Sndor Vegh: Mozart `Prague' and `Jupiter' Symphonies (Orfeo, CD)
Most of us know that Henry VIII was the composer of "Greensleeves". He wasn't, of course - the song was described as "a new Northern Dittye" in the middle of Elizabeth's reign - but we may finish listening to All Goodly Sports wishing that he had been; for this record contains little which is half as subtle or as artfully contrived.
Henry was not untalented. The Oxford History of Britain remarks on his "relatively able but distinctly second-rate mind", but this seems unfair. Can they name a prince of the House of Windsor who "speaks French, English, Latin, sings from books at sight ... and jousts marvellously" in addition to playing virginals, recorder, organ, lute and cornet and drawing the bow with greater strength than any man in England?
A single manuscript contains the King's 34 extant compositions. There are carols, part-songs, songs in which the sign-off is "Thus saith the kyng, the eighth Harry". There are pieces for instruments alone; rather early examples as it happens. There's foreign stuff which Henry added bits to - "clumsily", according to Grove's Dictionary. We find a little death, a little grief, and an impressive round on the subject of departure and return - return being what rounds do best, of course. But, with most of the music dating from the happy days before Catherine of Aragon failed to bear the King a son, the general tone is rather aggressively upbeat.
How does it sound? One notices bagpipes. They are there at the beginning of "Pastyme with good companye", Henry's best-known song, and they are there, as they always are, at the end. It's a civilised rugby song with a rousing refrain on the subject of huntin', singin' and dancin'. The moment when a large menagerie of medieval instruments gets in on the game is enthralling: riding the wave of a big crescendo, making a loud and glorious noise, at least one of them makes a sound like sandpaper scraping on a drainpipe.
But there's a snag. Henry and his contemporaries didn't specify how their music should sound, and Sirinu's choice of instruments - in some cases the decision to use instruments at all - is theirs alone. So although five-course gitterns after Hans Ott by David Carter are doggedly used and the performers take advice on Tudor pronunciation, singing "I" as "oi", "love" as "luv", and "though" with a spluttering guttural to rhyme with "loch", a lot of the other things they do are just guesswork. One song "has words" - surely a bonus. But where to put those words? No indication at all.
Sirinu are caught in one of the big authentic- performance traps - between knowing quite a lot and knowing nothing whatsoever. Their response is to cover all options, to pick and mix. Henry kept a few medieval minstrels in his service, they tell us. So we are taken on a switchback ride, charging around with tabors, sackbuts, hurdy-gurdys and curtals one moment - a whole medieval armoury of instruments - only to be dallying with sweet Renaissance viols and recorders the next.

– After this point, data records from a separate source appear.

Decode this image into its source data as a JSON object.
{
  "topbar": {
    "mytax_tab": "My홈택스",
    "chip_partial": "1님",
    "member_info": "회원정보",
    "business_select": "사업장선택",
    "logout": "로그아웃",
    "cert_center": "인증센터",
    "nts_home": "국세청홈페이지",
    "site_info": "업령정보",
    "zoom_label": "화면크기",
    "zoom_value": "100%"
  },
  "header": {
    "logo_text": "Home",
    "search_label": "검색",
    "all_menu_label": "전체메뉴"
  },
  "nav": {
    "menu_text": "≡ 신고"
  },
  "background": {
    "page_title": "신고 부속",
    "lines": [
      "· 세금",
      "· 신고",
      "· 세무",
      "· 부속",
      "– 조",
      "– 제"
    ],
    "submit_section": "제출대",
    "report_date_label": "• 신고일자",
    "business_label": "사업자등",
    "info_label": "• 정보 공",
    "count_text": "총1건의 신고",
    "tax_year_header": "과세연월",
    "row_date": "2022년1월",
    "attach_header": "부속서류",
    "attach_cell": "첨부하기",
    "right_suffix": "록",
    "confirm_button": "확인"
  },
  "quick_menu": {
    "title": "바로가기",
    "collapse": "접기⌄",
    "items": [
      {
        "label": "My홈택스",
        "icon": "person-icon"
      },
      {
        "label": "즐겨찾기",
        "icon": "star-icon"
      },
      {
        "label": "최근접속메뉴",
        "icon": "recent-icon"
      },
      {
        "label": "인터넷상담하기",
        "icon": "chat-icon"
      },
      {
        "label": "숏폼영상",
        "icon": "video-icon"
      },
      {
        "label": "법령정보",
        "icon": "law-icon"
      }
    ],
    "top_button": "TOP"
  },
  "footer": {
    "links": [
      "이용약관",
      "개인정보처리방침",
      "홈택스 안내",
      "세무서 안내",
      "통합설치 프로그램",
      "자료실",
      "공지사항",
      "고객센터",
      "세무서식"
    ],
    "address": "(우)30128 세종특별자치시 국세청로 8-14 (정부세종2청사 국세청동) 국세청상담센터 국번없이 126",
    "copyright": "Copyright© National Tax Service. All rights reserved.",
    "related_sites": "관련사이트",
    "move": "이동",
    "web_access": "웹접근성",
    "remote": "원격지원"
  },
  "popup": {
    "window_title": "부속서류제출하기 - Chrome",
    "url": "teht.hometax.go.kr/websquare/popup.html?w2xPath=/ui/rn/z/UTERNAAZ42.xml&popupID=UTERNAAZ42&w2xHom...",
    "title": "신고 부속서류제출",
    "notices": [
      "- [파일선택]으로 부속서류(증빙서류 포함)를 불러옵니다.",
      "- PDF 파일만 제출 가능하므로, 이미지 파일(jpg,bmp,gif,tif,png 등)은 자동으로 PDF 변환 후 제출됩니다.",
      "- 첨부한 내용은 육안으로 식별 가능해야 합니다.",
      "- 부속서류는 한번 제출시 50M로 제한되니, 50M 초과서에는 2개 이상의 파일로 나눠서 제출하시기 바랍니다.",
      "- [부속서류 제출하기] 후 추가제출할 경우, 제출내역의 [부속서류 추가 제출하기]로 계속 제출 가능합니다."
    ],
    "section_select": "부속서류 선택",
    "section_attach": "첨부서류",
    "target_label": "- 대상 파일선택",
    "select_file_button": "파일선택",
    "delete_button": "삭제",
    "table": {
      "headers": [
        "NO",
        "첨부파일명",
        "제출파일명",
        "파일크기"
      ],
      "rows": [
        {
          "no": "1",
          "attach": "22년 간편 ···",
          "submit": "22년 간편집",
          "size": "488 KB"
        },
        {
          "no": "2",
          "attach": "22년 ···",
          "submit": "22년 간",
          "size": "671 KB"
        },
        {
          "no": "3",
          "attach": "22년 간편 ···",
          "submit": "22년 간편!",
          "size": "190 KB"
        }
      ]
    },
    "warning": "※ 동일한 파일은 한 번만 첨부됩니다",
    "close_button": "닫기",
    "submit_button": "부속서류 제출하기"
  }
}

Enlightened confusion? Indecision? Or an unmasterable desire to demonstrate medieval crumhorn technique? The result is a stylistic compote, although a well-documented and a lively one. Nobody is suggesting Henry's songs should be translated into the language of Will Self and the accompaniments played on a Yamaha grand. But it's increasingly an option worth considering.
A wonderful new recording of Mozart's Prague and Jupiter Symphonies on the Orfeo label represents a different kind of authenticity. This is the authentic recording of an actual, real, live performance, with not even the mild laryngeal clearings of Salzburg audiences taken out. For some people audience participation on CD remains a problem; comparisons with 78rpm recordings of Stalin's speeches, with the speech on sides 1- 9 and the applause on side 10, have been made. But it can add to the sense of occasion.
The performance of the Prague by the Camerata Academica of Salzburg has to be one of the most graceful, stirring and spontaneous on record. Mozart's nervous, propulsive string syncopations; the singing lines of his counterpoint (both symphonies a savvy, classical tribute to the Baroque); the bassoon-darkened skies of the slow introduction: Sndor Vegh, the conductor, grasps and illuminates the musical ideas with perpetual insight.
Vegh, who died last year, was a violinist, conductor and teacher whose contempt for what he called "the McDonald's school of music", in which everything sounds the same, remains a spur to undoctrinaire, lively musicianship even after his death. His performances, whether of two of Mozart's greatest symphonies, or of Mozart's piano concertos in a remarkable late collaboration with Andras Schiff, were entirely inauthentic in the sense that they did not use period instruments. But, in the sense that they were the sincere response of a great musician to a very great composer, they were as authentic as could be.